### DIRECTIONS FOR THIS TASK
Extract the whole listing as it stands. Do not include the pictures.

### INPUT FOR THIS TASK
- Opening Delimiter -

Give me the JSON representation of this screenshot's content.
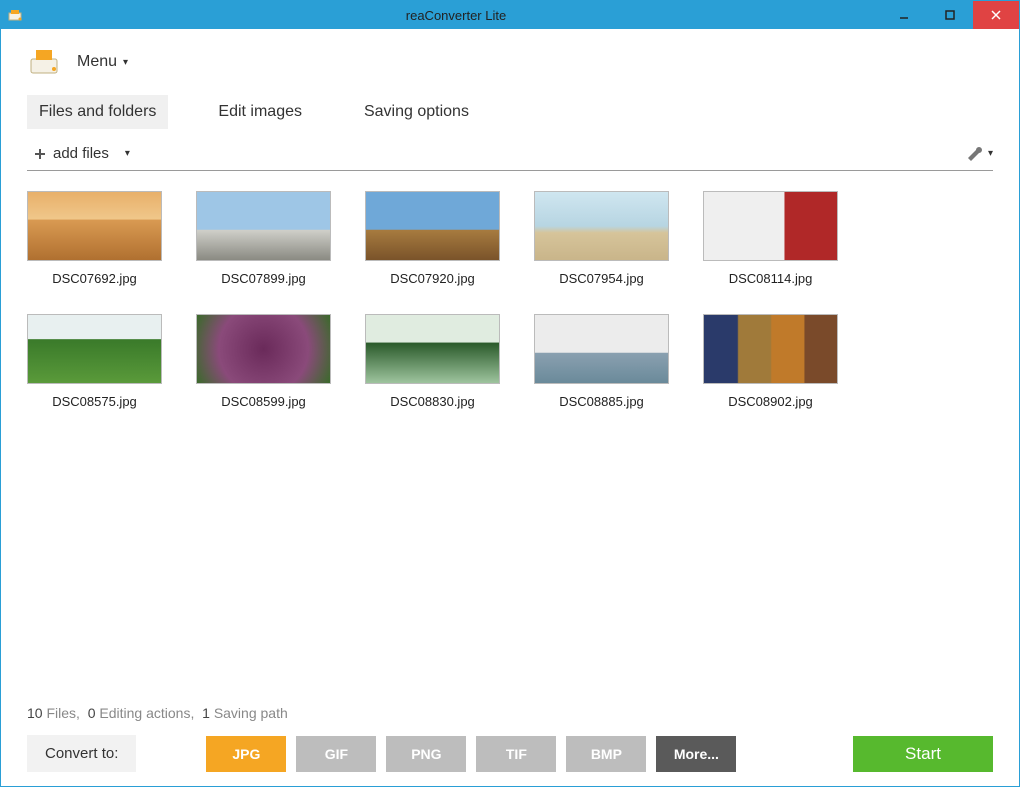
{
  "window": {
    "title": "reaConverter Lite"
  },
  "menu": {
    "label": "Menu"
  },
  "tabs": [
    {
      "label": "Files and folders",
      "active": true
    },
    {
      "label": "Edit images",
      "active": false
    },
    {
      "label": "Saving options",
      "active": false
    }
  ],
  "toolbar": {
    "add_files": "add files"
  },
  "thumbs": [
    {
      "name": "DSC07692.jpg",
      "bg": "linear-gradient(180deg,#e8b06a 0%,#f0c78a 40%,#d99a52 41%,#b07030 100%)"
    },
    {
      "name": "DSC07899.jpg",
      "bg": "linear-gradient(180deg,#9ec6e6 0%,#9ec6e6 55%,#cfcfc9 56%,#8a8a82 100%)"
    },
    {
      "name": "DSC07920.jpg",
      "bg": "linear-gradient(180deg,#6fa8d8 0%,#6fa8d8 55%,#a77b3f 56%,#7a532a 100%)"
    },
    {
      "name": "DSC07954.jpg",
      "bg": "linear-gradient(180deg,#cfe6f0 0%,#b7d5e2 50%,#d6c49a 60%,#c9b58a 100%)"
    },
    {
      "name": "DSC08114.jpg",
      "bg": "linear-gradient(90deg,#efefef 0%,#efefef 60%,#b02828 61%,#b02828 100%)"
    },
    {
      "name": "DSC08575.jpg",
      "bg": "linear-gradient(180deg,#e8f0f0 0%,#e8f0f0 35%,#3a7a2a 36%,#5a9a3a 100%)"
    },
    {
      "name": "DSC08599.jpg",
      "bg": "radial-gradient(circle,#6a2a5a 0%,#8a4a7a 60%,#3a6a2a 100%)"
    },
    {
      "name": "DSC08830.jpg",
      "bg": "linear-gradient(180deg,#e0ece0 0%,#e0ece0 40%,#2a5a2a 41%,#9ec49e 100%)"
    },
    {
      "name": "DSC08885.jpg",
      "bg": "linear-gradient(180deg,#ececec 0%,#ececec 55%,#8aa0b0 56%,#6a8a9a 100%)"
    },
    {
      "name": "DSC08902.jpg",
      "bg": "linear-gradient(90deg,#2a3a6a 0%,#2a3a6a 25%,#a07a3a 26%,#a07a3a 50%,#c07a2a 51%,#c07a2a 75%,#7a4a2a 76%,#7a4a2a 100%)"
    }
  ],
  "status": {
    "files_n": "10",
    "files_t": "Files,",
    "actions_n": "0",
    "actions_t": "Editing actions,",
    "paths_n": "1",
    "paths_t": "Saving path"
  },
  "convert": {
    "label": "Convert to:",
    "formats": [
      {
        "label": "JPG",
        "sel": true
      },
      {
        "label": "GIF",
        "sel": false
      },
      {
        "label": "PNG",
        "sel": false
      },
      {
        "label": "TIF",
        "sel": false
      },
      {
        "label": "BMP",
        "sel": false
      }
    ],
    "more": "More...",
    "start": "Start"
  }
}
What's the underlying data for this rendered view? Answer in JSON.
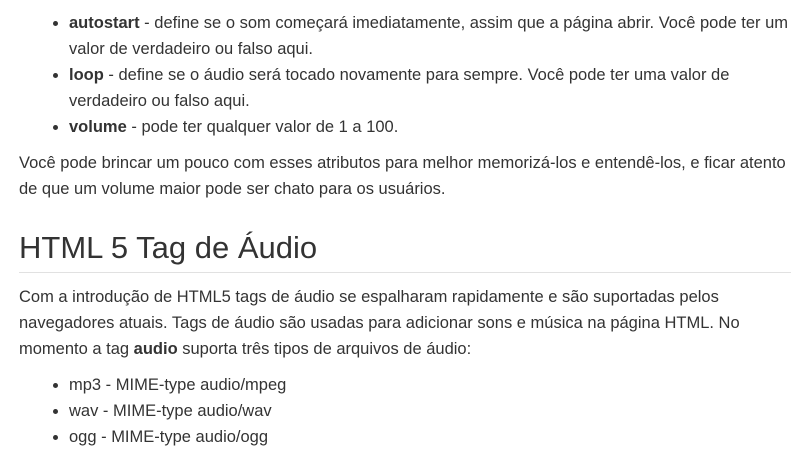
{
  "attributes": [
    {
      "name": "autostart",
      "separator": " - ",
      "description": "define se o som começará imediatamente, assim que a página abrir. Você pode ter um valor de verdadeiro ou falso aqui."
    },
    {
      "name": "loop",
      "separator": " - ",
      "description": "define se o áudio será tocado novamente para sempre. Você pode ter uma valor de verdadeiro ou falso aqui."
    },
    {
      "name": "volume",
      "separator": " - ",
      "description": "pode ter qualquer valor de 1 a 100."
    }
  ],
  "intro_paragraph": "Você pode brincar um pouco com esses atributos para melhor memorizá-los e entendê-los, e ficar atento de que um volume maior pode ser chato para os usuários.",
  "section": {
    "heading": "HTML 5 Tag de Áudio",
    "paragraph_before": "Com a introdução de HTML5 tags de áudio se espalharam rapidamente e são suportadas pelos navegadores atuais. Tags de áudio são usadas para adicionar sons e música na página HTML. No momento a tag ",
    "paragraph_bold": "audio",
    "paragraph_after": " suporta três tipos de arquivos de áudio:",
    "formats": [
      "mp3 - MIME-type audio/mpeg",
      "wav - MIME-type audio/wav",
      "ogg - MIME-type audio/ogg"
    ]
  }
}
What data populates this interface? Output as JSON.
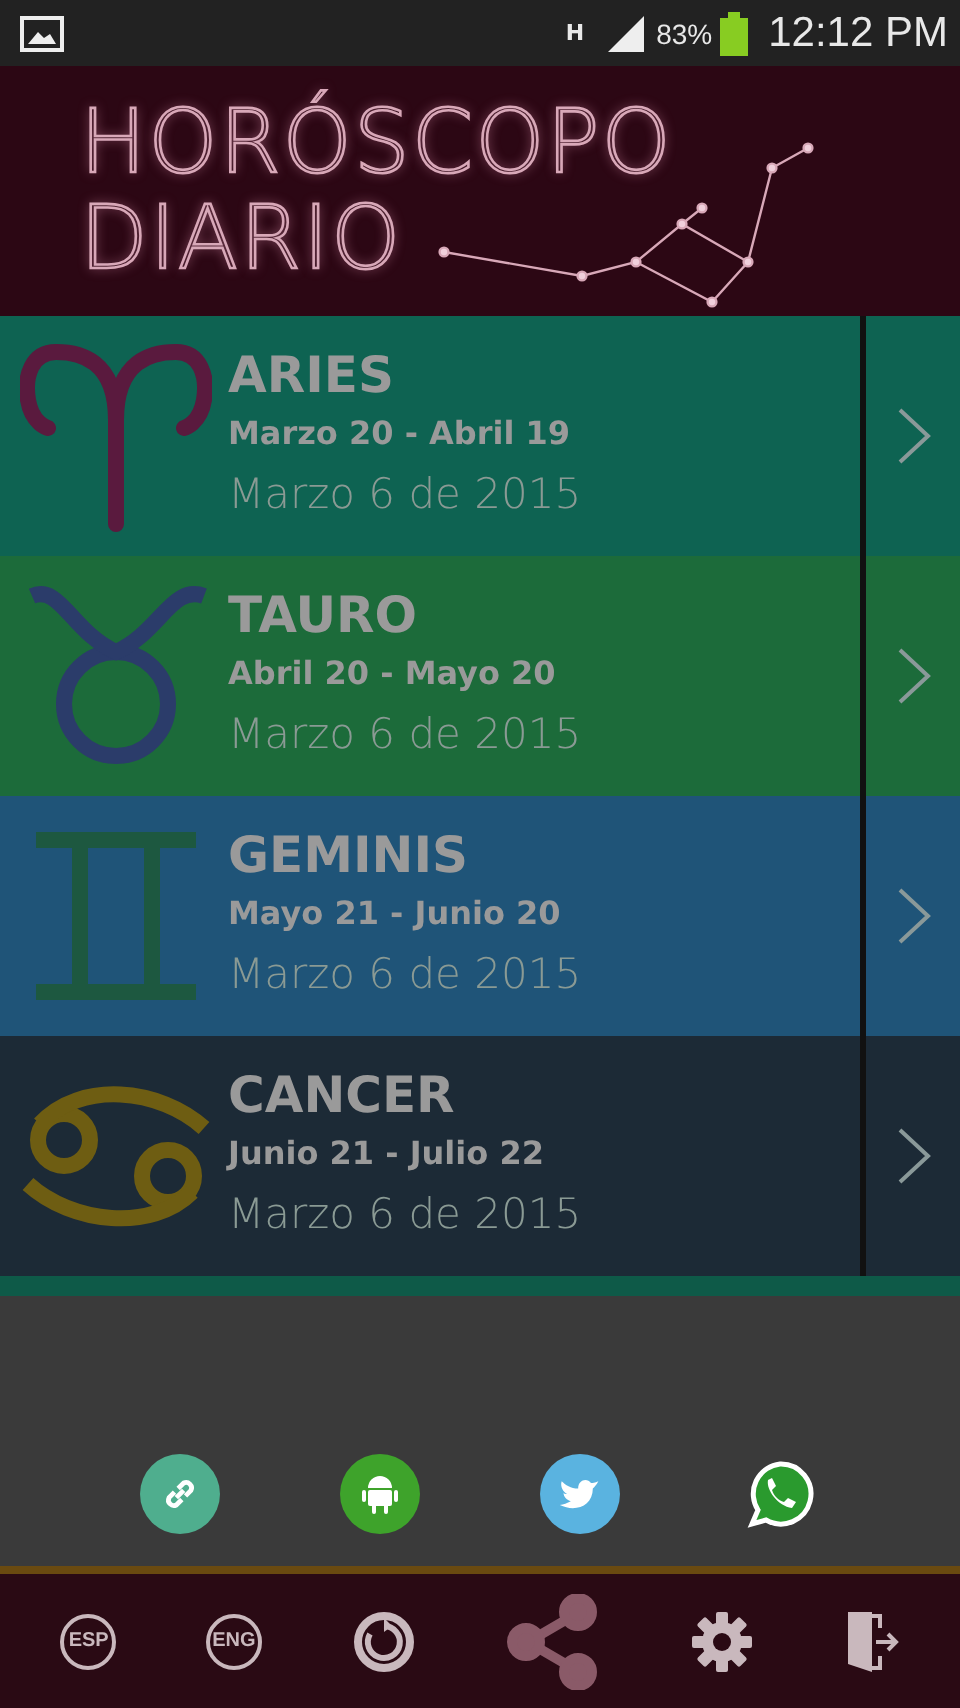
{
  "status_bar": {
    "network": "H",
    "battery": "83%",
    "time": "12:12 PM"
  },
  "header": {
    "title_lines": [
      "HORÓSCOPO",
      "DIARIO"
    ]
  },
  "signs": [
    {
      "kind": "aries",
      "name": "ARIES",
      "range": "Marzo 20 - Abril 19",
      "date": "Marzo 6 de 2015",
      "color": "#0e6352"
    },
    {
      "kind": "taurus",
      "name": "TAURO",
      "range": "Abril 20 - Mayo 20",
      "date": "Marzo 6 de 2015",
      "color": "#1c6b3a"
    },
    {
      "kind": "gemini",
      "name": "GEMINIS",
      "range": "Mayo 21 - Junio 20",
      "date": "Marzo 6 de 2015",
      "color": "#1f5478"
    },
    {
      "kind": "cancer",
      "name": "CANCER",
      "range": "Junio 21 - Julio 22",
      "date": "Marzo 6 de 2015",
      "color": "#1c2a36"
    }
  ],
  "share_sheet": {
    "targets": [
      {
        "kind": "link"
      },
      {
        "kind": "android"
      },
      {
        "kind": "bird"
      },
      {
        "kind": "chat"
      }
    ]
  },
  "bottom_bar": [
    {
      "kind": "text",
      "label": "ESP",
      "selected": false
    },
    {
      "kind": "text",
      "label": "ENG",
      "selected": false
    },
    {
      "kind": "refresh",
      "selected": false
    },
    {
      "kind": "share",
      "selected": true
    },
    {
      "kind": "settings",
      "selected": false
    },
    {
      "kind": "exit",
      "selected": false
    }
  ]
}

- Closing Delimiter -

### ANSWER FOR THIS EXERCISE
Give me the JSON representation of this screenshot's content.
{
  "window": {
    "title": "reaConverter Lite"
  },
  "menu": {
    "label": "Menu"
  },
  "tabs": [
    {
      "label": "Files and folders",
      "active": true
    },
    {
      "label": "Edit images",
      "active": false
    },
    {
      "label": "Saving options",
      "active": false
    }
  ],
  "toolbar": {
    "add_files": "add files"
  },
  "thumbs": [
    {
      "name": "DSC07692.jpg",
      "bg": "linear-gradient(180deg,#e8b06a 0%,#f0c78a 40%,#d99a52 41%,#b07030 100%)"
    },
    {
      "name": "DSC07899.jpg",
      "bg": "linear-gradient(180deg,#9ec6e6 0%,#9ec6e6 55%,#cfcfc9 56%,#8a8a82 100%)"
    },
    {
      "name": "DSC07920.jpg",
      "bg": "linear-gradient(180deg,#6fa8d8 0%,#6fa8d8 55%,#a77b3f 56%,#7a532a 100%)"
    },
    {
      "name": "DSC07954.jpg",
      "bg": "linear-gradient(180deg,#cfe6f0 0%,#b7d5e2 50%,#d6c49a 60%,#c9b58a 100%)"
    },
    {
      "name": "DSC08114.jpg",
      "bg": "linear-gradient(90deg,#efefef 0%,#efefef 60%,#b02828 61%,#b02828 100%)"
    },
    {
      "name": "DSC08575.jpg",
      "bg": "linear-gradient(180deg,#e8f0f0 0%,#e8f0f0 35%,#3a7a2a 36%,#5a9a3a 100%)"
    },
    {
      "name": "DSC08599.jpg",
      "bg": "radial-gradient(circle,#6a2a5a 0%,#8a4a7a 60%,#3a6a2a 100%)"
    },
    {
      "name": "DSC08830.jpg",
      "bg": "linear-gradient(180deg,#e0ece0 0%,#e0ece0 40%,#2a5a2a 41%,#9ec49e 100%)"
    },
    {
      "name": "DSC08885.jpg",
      "bg": "linear-gradient(180deg,#ececec 0%,#ececec 55%,#8aa0b0 56%,#6a8a9a 100%)"
    },
    {
      "name": "DSC08902.jpg",
      "bg": "linear-gradient(90deg,#2a3a6a 0%,#2a3a6a 25%,#a07a3a 26%,#a07a3a 50%,#c07a2a 51%,#c07a2a 75%,#7a4a2a 76%,#7a4a2a 100%)"
    }
  ],
  "status": {
    "files_n": "10",
    "files_t": "Files,",
    "actions_n": "0",
    "actions_t": "Editing actions,",
    "paths_n": "1",
    "paths_t": "Saving path"
  },
  "convert": {
    "label": "Convert to:",
    "formats": [
      {
        "label": "JPG",
        "sel": true
      },
      {
        "label": "GIF",
        "sel": false
      },
      {
        "label": "PNG",
        "sel": false
      },
      {
        "label": "TIF",
        "sel": false
      },
      {
        "label": "BMP",
        "sel": false
      }
    ],
    "more": "More...",
    "start": "Start"
  }
}
What's the underlying data for this rendered view? Answer in JSON.
{
  "attributes": [
    {
      "name": "autostart",
      "separator": " - ",
      "description": "define se o som começará imediatamente, assim que a página abrir. Você pode ter um valor de verdadeiro ou falso aqui."
    },
    {
      "name": "loop",
      "separator": " - ",
      "description": "define se o áudio será tocado novamente para sempre. Você pode ter uma valor de verdadeiro ou falso aqui."
    },
    {
      "name": "volume",
      "separator": " - ",
      "description": "pode ter qualquer valor de 1 a 100."
    }
  ],
  "intro_paragraph": "Você pode brincar um pouco com esses atributos para melhor memorizá-los e entendê-los, e ficar atento de que um volume maior pode ser chato para os usuários.",
  "section": {
    "heading": "HTML 5 Tag de Áudio",
    "paragraph_before": "Com a introdução de HTML5 tags de áudio se espalharam rapidamente e são suportadas pelos navegadores atuais. Tags de áudio são usadas para adicionar sons e música na página HTML. No momento a tag ",
    "paragraph_bold": "audio",
    "paragraph_after": " suporta três tipos de arquivos de áudio:",
    "formats": [
      "mp3 - MIME-type audio/mpeg",
      "wav - MIME-type audio/wav",
      "ogg - MIME-type audio/ogg"
    ]
  }
}
What data populates this interface? Output as JSON.
{
  "status_bar": {
    "network": "H",
    "battery": "83%",
    "time": "12:12 PM"
  },
  "header": {
    "title_lines": [
      "HORÓSCOPO",
      "DIARIO"
    ]
  },
  "signs": [
    {
      "kind": "aries",
      "name": "ARIES",
      "range": "Marzo 20 - Abril 19",
      "date": "Marzo 6 de 2015",
      "color": "#0e6352"
    },
    {
      "kind": "taurus",
      "name": "TAURO",
      "range": "Abril 20 - Mayo 20",
      "date": "Marzo 6 de 2015",
      "color": "#1c6b3a"
    },
    {
      "kind": "gemini",
      "name": "GEMINIS",
      "range": "Mayo 21 - Junio 20",
      "date": "Marzo 6 de 2015",
      "color": "#1f5478"
    },
    {
      "kind": "cancer",
      "name": "CANCER",
      "range": "Junio 21 - Julio 22",
      "date": "Marzo 6 de 2015",
      "color": "#1c2a36"
    }
  ],
  "share_sheet": {
    "targets": [
      {
        "kind": "link"
      },
      {
        "kind": "android"
      },
      {
        "kind": "bird"
      },
      {
        "kind": "chat"
      }
    ]
  },
  "bottom_bar": [
    {
      "kind": "text",
      "label": "ESP",
      "selected": false
    },
    {
      "kind": "text",
      "label": "ENG",
      "selected": false
    },
    {
      "kind": "refresh",
      "selected": false
    },
    {
      "kind": "share",
      "selected": true
    },
    {
      "kind": "settings",
      "selected": false
    },
    {
      "kind": "exit",
      "selected": false
    }
  ]
}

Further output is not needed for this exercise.